-- Items from an interface collection --
Segment Open

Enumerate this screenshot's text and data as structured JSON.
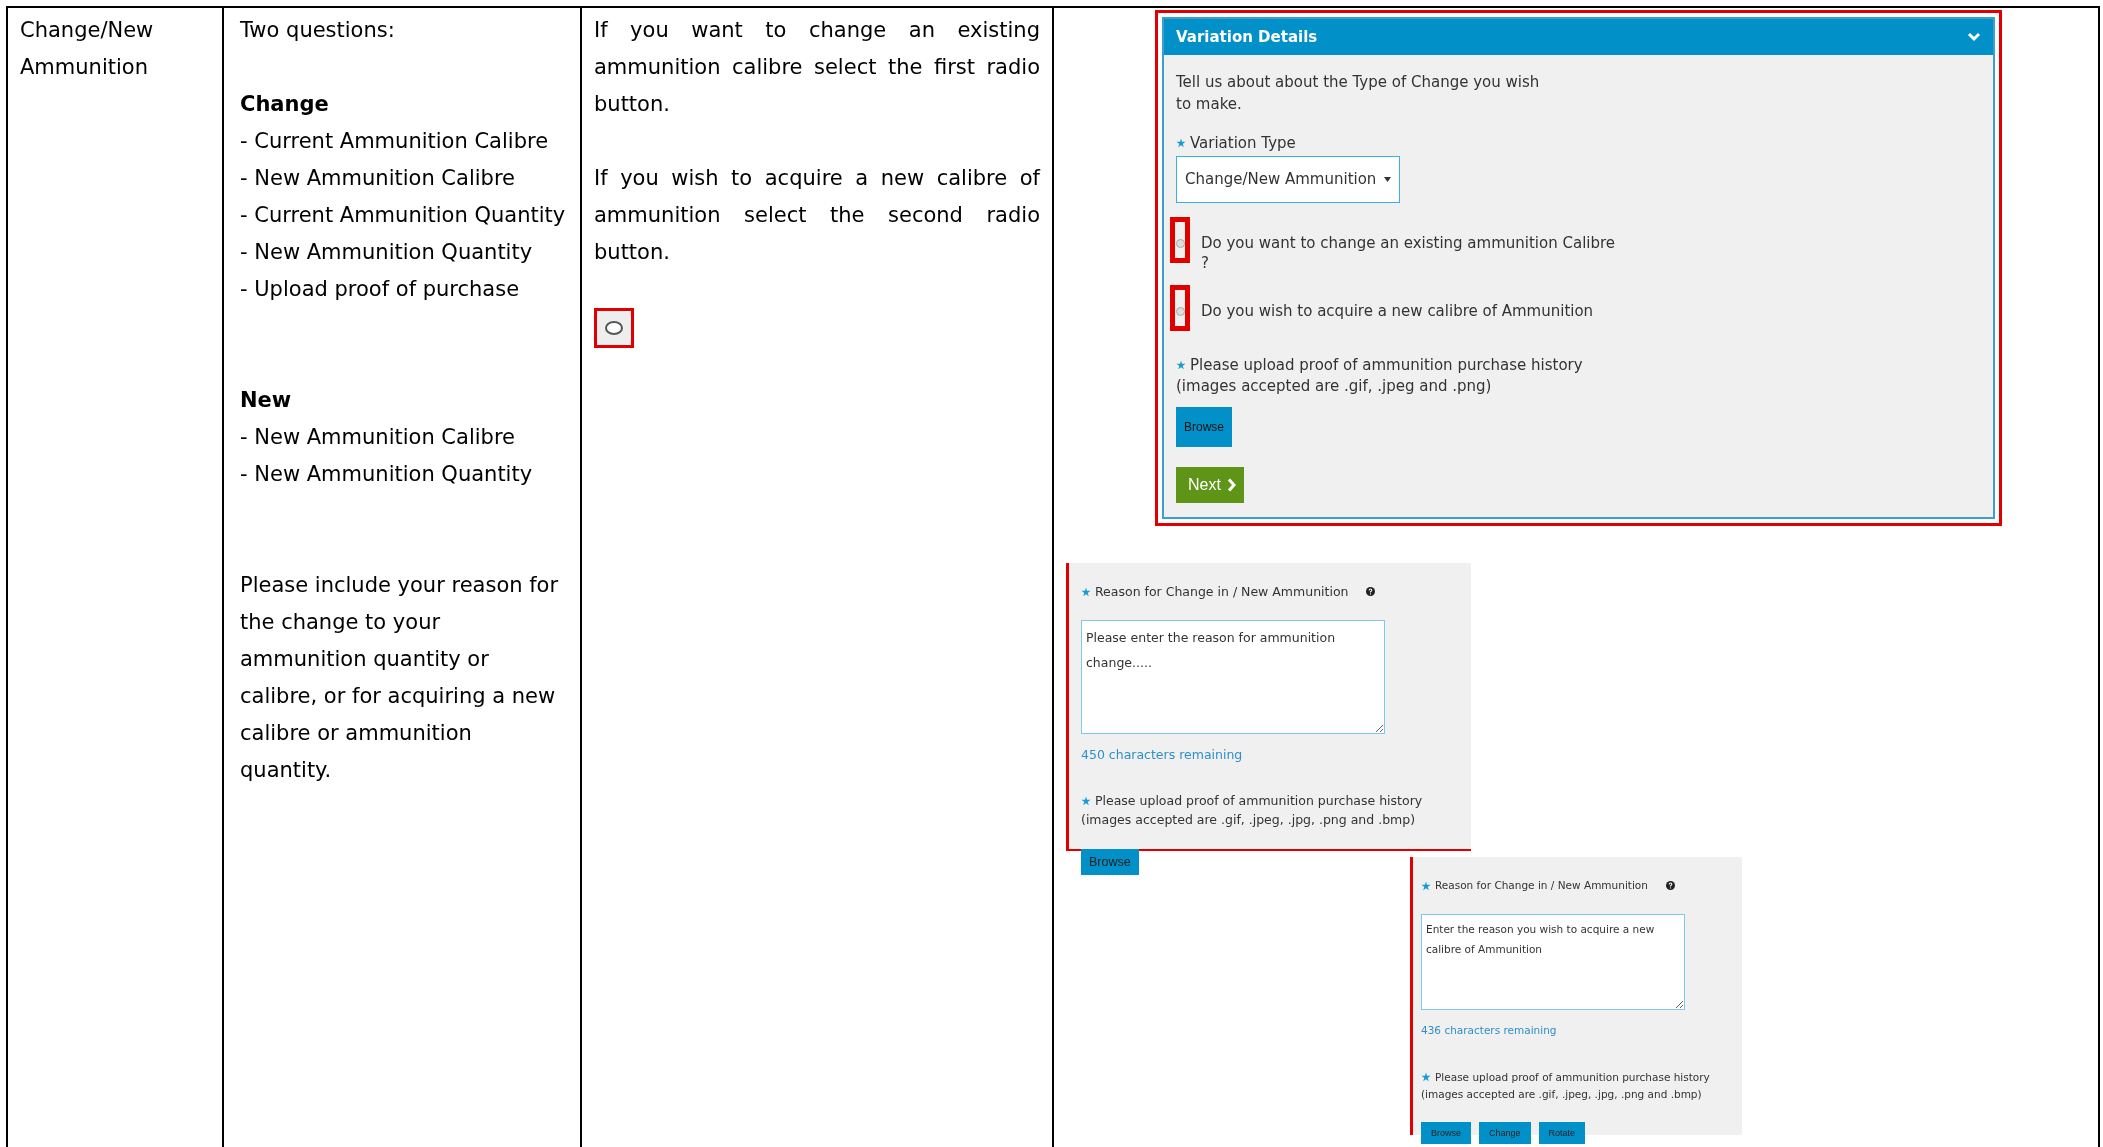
{
  "table": {
    "rows": [
      {
        "field": "Change/New Ammunition",
        "questions_intro": "Two questions:",
        "groups": [
          {
            "heading": "Change",
            "items": [
              "- Current Ammunition Calibre",
              "- New Ammunition Calibre",
              "- Current Ammunition Quantity",
              "- New Ammunition Quantity",
              "- Upload proof of purchase"
            ]
          },
          {
            "heading": "New",
            "items": [
              "- New Ammunition Calibre",
              "- New Ammunition Quantity"
            ]
          }
        ],
        "note": "Please include your reason for the change to your ammunition quantity or calibre, or for acquiring a new calibre or ammunition quantity.",
        "guidance": [
          "If you want to change an existing ammunition calibre select the first radio button.",
          "If you wish to acquire a new calibre of ammunition select the second radio button."
        ],
        "radio_example": {
          "selected": false
        },
        "variation_panel": {
          "title": "Variation Details",
          "expanded": true,
          "intro": "Tell us about about the Type of Change you wish to make.",
          "variation_label": "Variation Type",
          "variation_value": "Change/New Ammunition",
          "options": [
            {
              "label": "Do you want to change an existing ammunition Calibre ?",
              "selected": false
            },
            {
              "label": "Do you wish to acquire a new calibre of Ammunition",
              "selected": false
            }
          ],
          "upload_label": "Please upload proof of ammunition purchase history",
          "upload_note": "(images accepted are .gif, .jpeg and .png)",
          "buttons": [
            {
              "label": "Browse",
              "kind": "upload"
            },
            {
              "label": "Next",
              "kind": "next"
            }
          ]
        },
        "reason_panels": [
          {
            "label": "Reason for Change in / New Ammunition",
            "value": "Please enter the reason for ammunition change.....",
            "counter": "450 characters remaining",
            "upload_label": "Please upload proof of ammunition purchase history",
            "upload_note": "(images accepted are .gif, .jpeg, .jpg, .png and .bmp)",
            "buttons": [
              "Browse"
            ]
          },
          {
            "label": "Reason for Change in / New Ammunition",
            "value": "Enter the reason you wish to acquire a new calibre of Ammunition",
            "counter": "436 characters remaining",
            "upload_label": "Please upload proof of ammunition purchase history",
            "upload_note": "(images accepted are .gif, .jpeg, .jpg, .png and .bmp)",
            "buttons": [
              "Browse",
              "Change",
              "Rotate"
            ]
          }
        ]
      }
    ]
  }
}
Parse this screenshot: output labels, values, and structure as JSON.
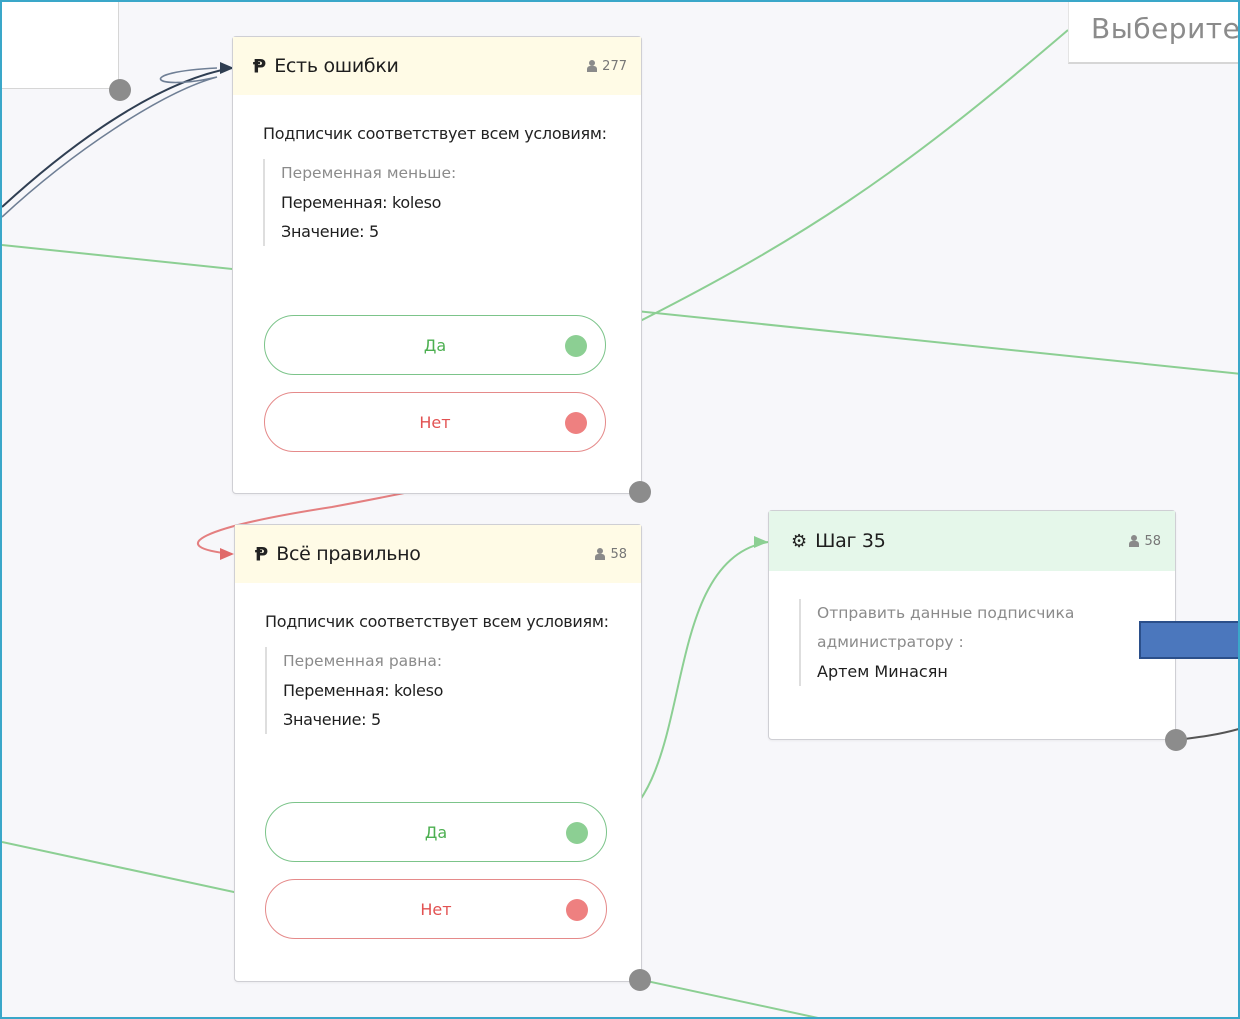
{
  "search": {
    "placeholder": "Выберите"
  },
  "nodes": {
    "errors": {
      "title": "Есть ошибки",
      "count": "277",
      "description": "Подписчик соответствует всем условиям:",
      "condition_type": "Переменная меньше:",
      "variable": "Переменная: koleso",
      "value": "Значение: 5",
      "yes_label": "Да",
      "no_label": "Нет"
    },
    "correct": {
      "title": "Всё правильно",
      "count": "58",
      "description": "Подписчик соответствует всем условиям:",
      "condition_type": "Переменная равна:",
      "variable": "Переменная: koleso",
      "value": "Значение: 5",
      "yes_label": "Да",
      "no_label": "Нет"
    },
    "step35": {
      "title": "Шаг 35",
      "count": "58",
      "action_type": "Отправить данные подписчика администратору :",
      "recipient": "Артем Минасян"
    }
  },
  "colors": {
    "canvas_border": "#3aa7c9",
    "yes_green": "#4caf50",
    "no_red": "#e25252",
    "condition_header": "#fffbe6",
    "action_header": "#e5f7ea",
    "edge_green": "#8ccf93",
    "edge_red": "#e06a6a",
    "edge_dark": "#2f3e52",
    "blue_rect": "#4b77bd"
  },
  "icons": {
    "condition": "branch-icon",
    "action": "gears-icon",
    "counter": "user-icon"
  }
}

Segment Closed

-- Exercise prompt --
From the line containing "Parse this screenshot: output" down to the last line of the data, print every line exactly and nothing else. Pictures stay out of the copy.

-- Expected answer --
Parse this screenshot: output labels, values, and structure as JSON.
{
  "search": {
    "placeholder": "Выберите"
  },
  "nodes": {
    "errors": {
      "title": "Есть ошибки",
      "count": "277",
      "description": "Подписчик соответствует всем условиям:",
      "condition_type": "Переменная меньше:",
      "variable": "Переменная: koleso",
      "value": "Значение: 5",
      "yes_label": "Да",
      "no_label": "Нет"
    },
    "correct": {
      "title": "Всё правильно",
      "count": "58",
      "description": "Подписчик соответствует всем условиям:",
      "condition_type": "Переменная равна:",
      "variable": "Переменная: koleso",
      "value": "Значение: 5",
      "yes_label": "Да",
      "no_label": "Нет"
    },
    "step35": {
      "title": "Шаг 35",
      "count": "58",
      "action_type": "Отправить данные подписчика администратору :",
      "recipient": "Артем Минасян"
    }
  },
  "colors": {
    "canvas_border": "#3aa7c9",
    "yes_green": "#4caf50",
    "no_red": "#e25252",
    "condition_header": "#fffbe6",
    "action_header": "#e5f7ea",
    "edge_green": "#8ccf93",
    "edge_red": "#e06a6a",
    "edge_dark": "#2f3e52",
    "blue_rect": "#4b77bd"
  },
  "icons": {
    "condition": "branch-icon",
    "action": "gears-icon",
    "counter": "user-icon"
  }
}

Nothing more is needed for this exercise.